- **Provided information**
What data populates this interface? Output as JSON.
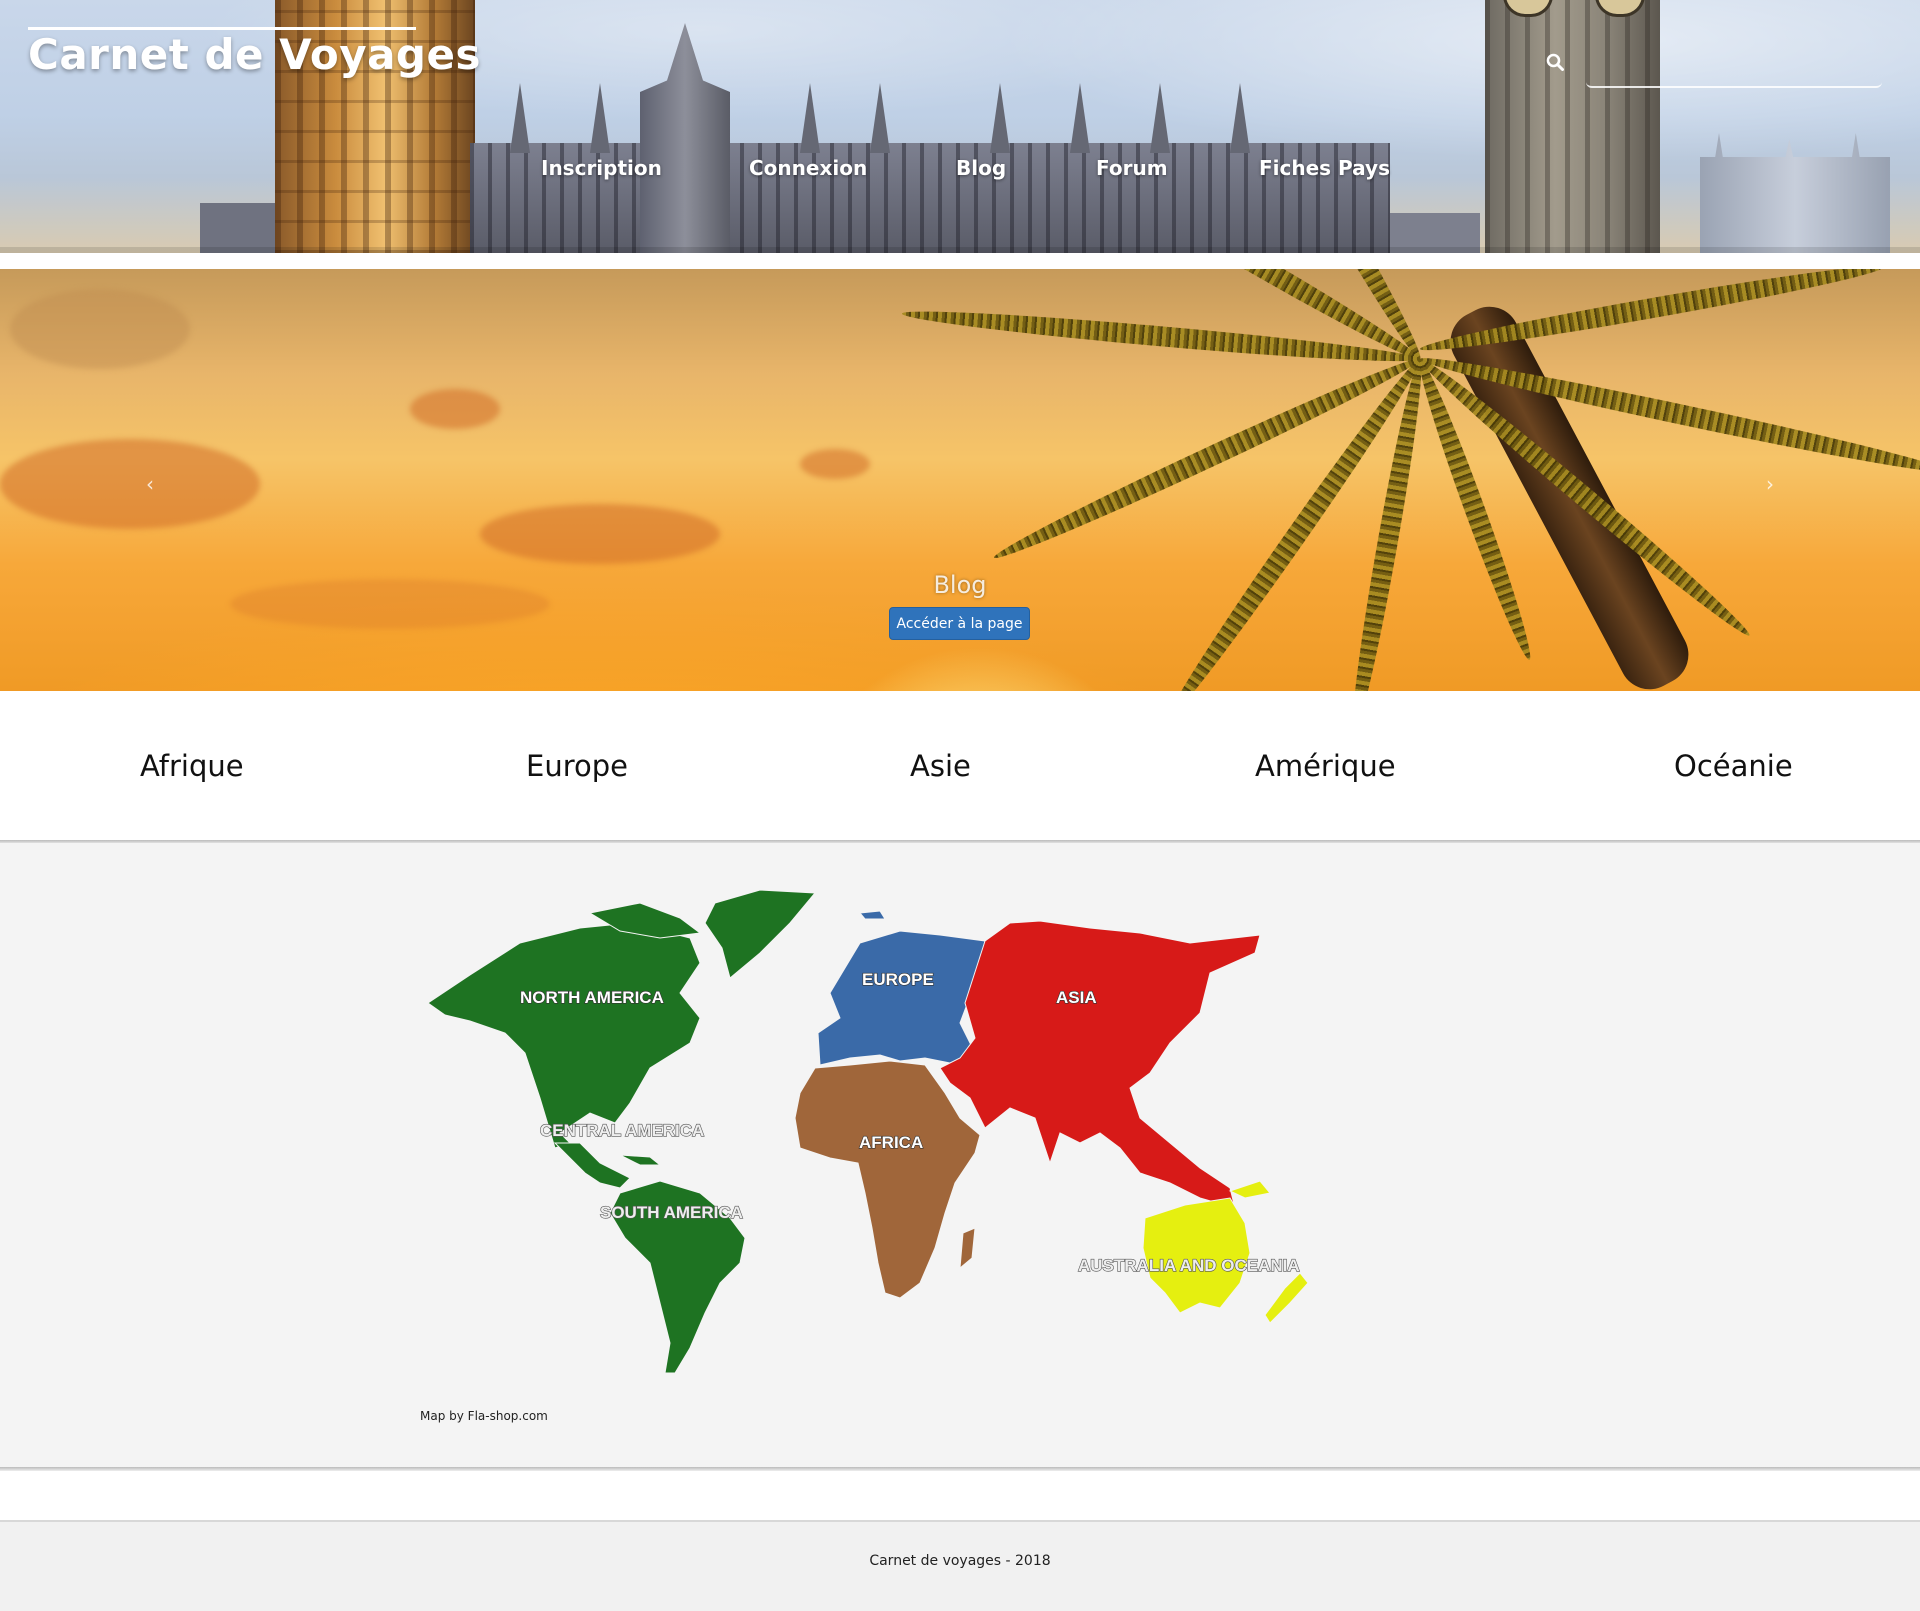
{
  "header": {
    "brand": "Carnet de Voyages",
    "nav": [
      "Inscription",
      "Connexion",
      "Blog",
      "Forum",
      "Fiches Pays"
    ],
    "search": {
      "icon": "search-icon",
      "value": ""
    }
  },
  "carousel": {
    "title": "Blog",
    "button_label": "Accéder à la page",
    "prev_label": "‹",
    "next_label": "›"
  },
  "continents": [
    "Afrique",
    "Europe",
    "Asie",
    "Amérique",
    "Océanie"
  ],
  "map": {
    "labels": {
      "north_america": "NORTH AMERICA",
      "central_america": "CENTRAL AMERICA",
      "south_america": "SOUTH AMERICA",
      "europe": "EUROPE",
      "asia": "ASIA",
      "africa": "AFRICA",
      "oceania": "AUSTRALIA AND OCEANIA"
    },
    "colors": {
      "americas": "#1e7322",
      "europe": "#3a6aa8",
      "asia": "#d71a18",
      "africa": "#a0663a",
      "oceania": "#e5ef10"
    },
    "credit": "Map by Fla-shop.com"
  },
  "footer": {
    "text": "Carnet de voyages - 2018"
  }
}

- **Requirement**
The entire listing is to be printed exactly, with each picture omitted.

- **Solved exercise**
What data populates this interface? Output as JSON.
{
  "header": {
    "brand": "Carnet de Voyages",
    "nav": [
      "Inscription",
      "Connexion",
      "Blog",
      "Forum",
      "Fiches Pays"
    ],
    "search": {
      "icon": "search-icon",
      "value": ""
    }
  },
  "carousel": {
    "title": "Blog",
    "button_label": "Accéder à la page",
    "prev_label": "‹",
    "next_label": "›"
  },
  "continents": [
    "Afrique",
    "Europe",
    "Asie",
    "Amérique",
    "Océanie"
  ],
  "map": {
    "labels": {
      "north_america": "NORTH AMERICA",
      "central_america": "CENTRAL AMERICA",
      "south_america": "SOUTH AMERICA",
      "europe": "EUROPE",
      "asia": "ASIA",
      "africa": "AFRICA",
      "oceania": "AUSTRALIA AND OCEANIA"
    },
    "colors": {
      "americas": "#1e7322",
      "europe": "#3a6aa8",
      "asia": "#d71a18",
      "africa": "#a0663a",
      "oceania": "#e5ef10"
    },
    "credit": "Map by Fla-shop.com"
  },
  "footer": {
    "text": "Carnet de voyages - 2018"
  }
}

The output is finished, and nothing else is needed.